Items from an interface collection
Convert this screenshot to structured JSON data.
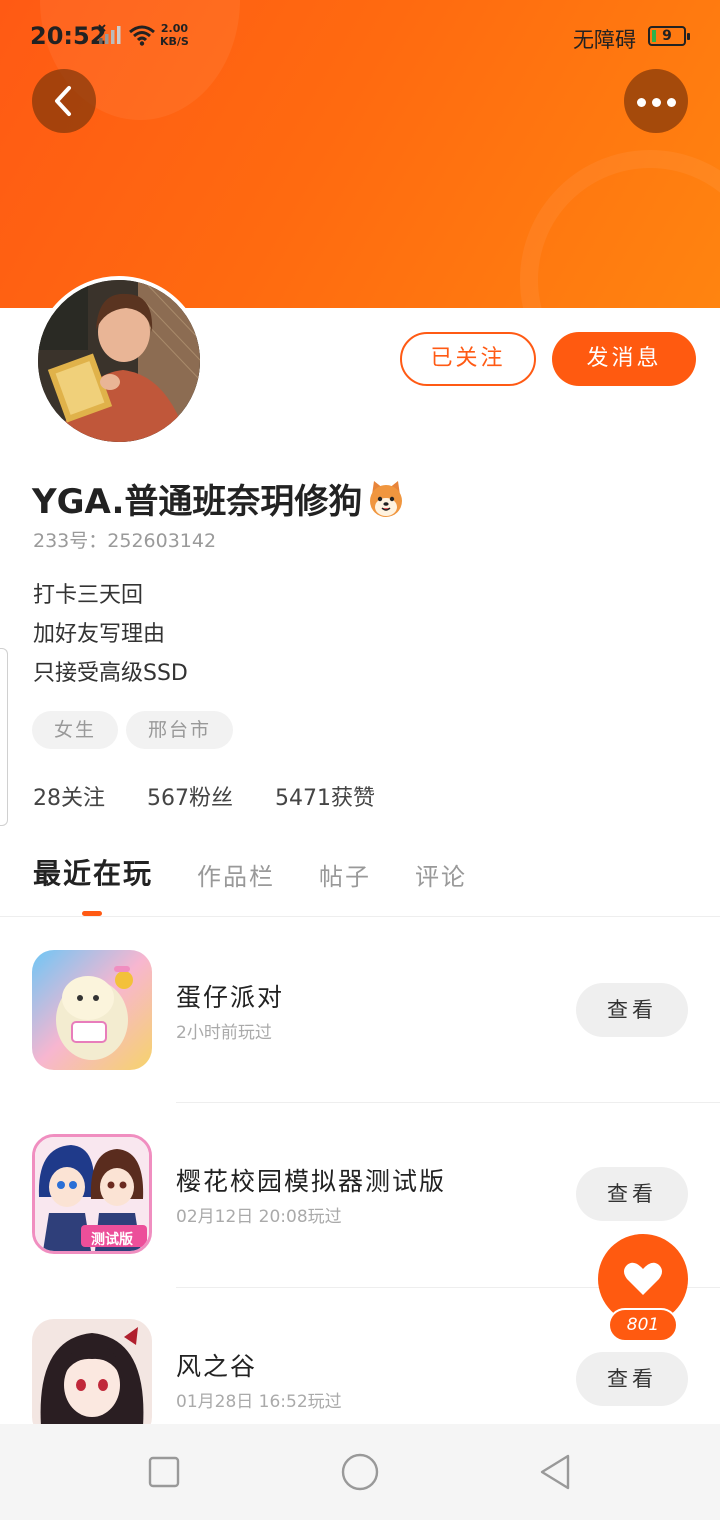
{
  "status_bar": {
    "time": "20:52",
    "speed_value": "2.00",
    "speed_unit": "KB/S",
    "accessibility": "无障碍",
    "battery": "9"
  },
  "profile": {
    "username": "YGA.普通班奈玥修狗",
    "uid_label": "233号：",
    "uid": "252603142",
    "bio": [
      "打卡三天回",
      "加好友写理由",
      "只接受高级SSD"
    ],
    "tags": [
      "女生",
      "邢台市"
    ],
    "stats": {
      "following": "28关注",
      "followers": "567粉丝",
      "likes": "5471获赞"
    }
  },
  "actions": {
    "following_label": "已关注",
    "message_label": "发消息"
  },
  "tabs": [
    "最近在玩",
    "作品栏",
    "帖子",
    "评论"
  ],
  "games": [
    {
      "name": "蛋仔派对",
      "time": "2小时前玩过",
      "button": "查看"
    },
    {
      "name": "樱花校园模拟器测试版",
      "time": "02月12日 20:08玩过",
      "button": "查看"
    },
    {
      "name": "风之谷",
      "time": "01月28日 16:52玩过",
      "button": "查看"
    }
  ],
  "game_icon_badge": "测试版",
  "fab": {
    "count": "801"
  },
  "colors": {
    "accent": "#ff5a14",
    "header_gradient_end": "#ff8410"
  }
}
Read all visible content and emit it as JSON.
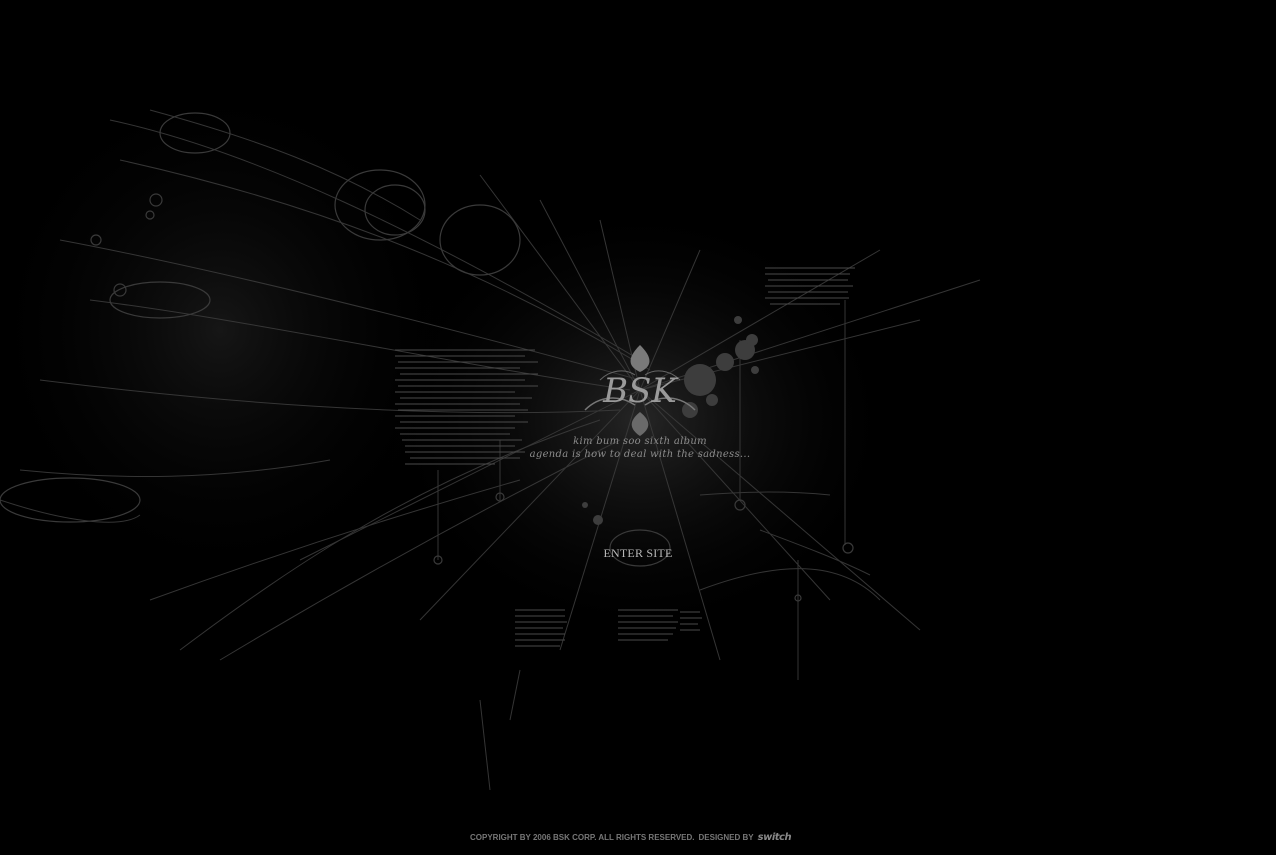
{
  "logo": {
    "text": "BSK"
  },
  "tagline": {
    "line1": "kim bum soo sixth album",
    "line2": "agenda is how to deal with the sadness..."
  },
  "enter_site_label": "ENTER SITE",
  "footer": {
    "copyright": "COPYRIGHT BY 2006 BSK CORP. ALL RIGHTS RESERVED.",
    "designed_by_label": "DESIGNED BY",
    "designer_name": "switch"
  },
  "colors": {
    "background": "#000000",
    "sketch_lines": "#3a3a3a",
    "text_primary": "#b8b8b8",
    "footer_text": "#777777"
  },
  "icons": {
    "logo_ornament": "bsk-ornament-icon",
    "ink_splatter": "ink-splatter-icon"
  }
}
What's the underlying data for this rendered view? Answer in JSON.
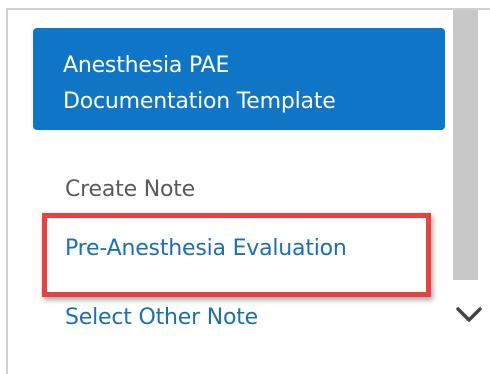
{
  "template_button": {
    "line1": "Anesthesia PAE",
    "line2": "Documentation Template"
  },
  "menu": {
    "create_note": "Create Note",
    "pre_anesthesia": "Pre-Anesthesia Evaluation",
    "select_other": "Select Other Note"
  },
  "icons": {
    "scroll_down": "chevron-down-icon"
  },
  "colors": {
    "button_bg": "#0f75c6",
    "link": "#1a6fb7",
    "highlight": "#e8413e",
    "label": "#5a5a5a"
  }
}
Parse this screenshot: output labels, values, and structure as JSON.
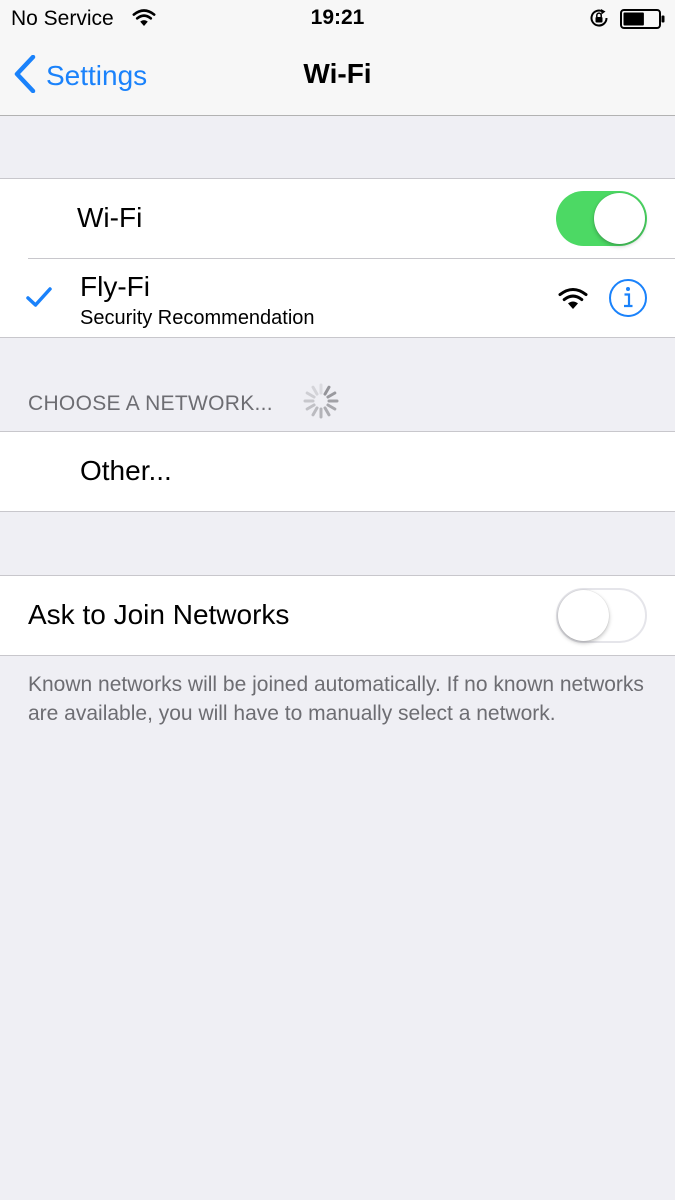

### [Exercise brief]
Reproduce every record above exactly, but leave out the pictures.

### [Answer section]
Convert this screenshot to structured JSON data.
{
  "status_bar": {
    "time": "20:52",
    "speed_value": "2.00",
    "speed_unit": "KB/S",
    "accessibility": "无障碍",
    "battery": "9"
  },
  "profile": {
    "username": "YGA.普通班奈玥修狗",
    "uid_label": "233号：",
    "uid": "252603142",
    "bio": [
      "打卡三天回",
      "加好友写理由",
      "只接受高级SSD"
    ],
    "tags": [
      "女生",
      "邢台市"
    ],
    "stats": {
      "following": "28关注",
      "followers": "567粉丝",
      "likes": "5471获赞"
    }
  },
  "actions": {
    "following_label": "已关注",
    "message_label": "发消息"
  },
  "tabs": [
    "最近在玩",
    "作品栏",
    "帖子",
    "评论"
  ],
  "games": [
    {
      "name": "蛋仔派对",
      "time": "2小时前玩过",
      "button": "查看"
    },
    {
      "name": "樱花校园模拟器测试版",
      "time": "02月12日 20:08玩过",
      "button": "查看"
    },
    {
      "name": "风之谷",
      "time": "01月28日 16:52玩过",
      "button": "查看"
    }
  ],
  "game_icon_badge": "测试版",
  "fab": {
    "count": "801"
  },
  "colors": {
    "accent": "#ff5a14",
    "header_gradient_end": "#ff8410"
  }
}
Read all visible content and emit it as JSON.
{
  "logo": {
    "text": "BSK"
  },
  "tagline": {
    "line1": "kim bum soo sixth album",
    "line2": "agenda is how to deal with the sadness..."
  },
  "enter_site_label": "ENTER SITE",
  "footer": {
    "copyright": "COPYRIGHT BY 2006 BSK CORP. ALL RIGHTS RESERVED.",
    "designed_by_label": "DESIGNED BY",
    "designer_name": "switch"
  },
  "colors": {
    "background": "#000000",
    "sketch_lines": "#3a3a3a",
    "text_primary": "#b8b8b8",
    "footer_text": "#777777"
  },
  "icons": {
    "logo_ornament": "bsk-ornament-icon",
    "ink_splatter": "ink-splatter-icon"
  }
}
What's the underlying data for this rendered view? Answer in JSON.
{
  "template_button": {
    "line1": "Anesthesia PAE",
    "line2": "Documentation Template"
  },
  "menu": {
    "create_note": "Create Note",
    "pre_anesthesia": "Pre-Anesthesia Evaluation",
    "select_other": "Select Other Note"
  },
  "icons": {
    "scroll_down": "chevron-down-icon"
  },
  "colors": {
    "button_bg": "#0f75c6",
    "link": "#1a6fb7",
    "highlight": "#e8413e",
    "label": "#5a5a5a"
  }
}
Parse this screenshot: output labels, values, and structure as JSON.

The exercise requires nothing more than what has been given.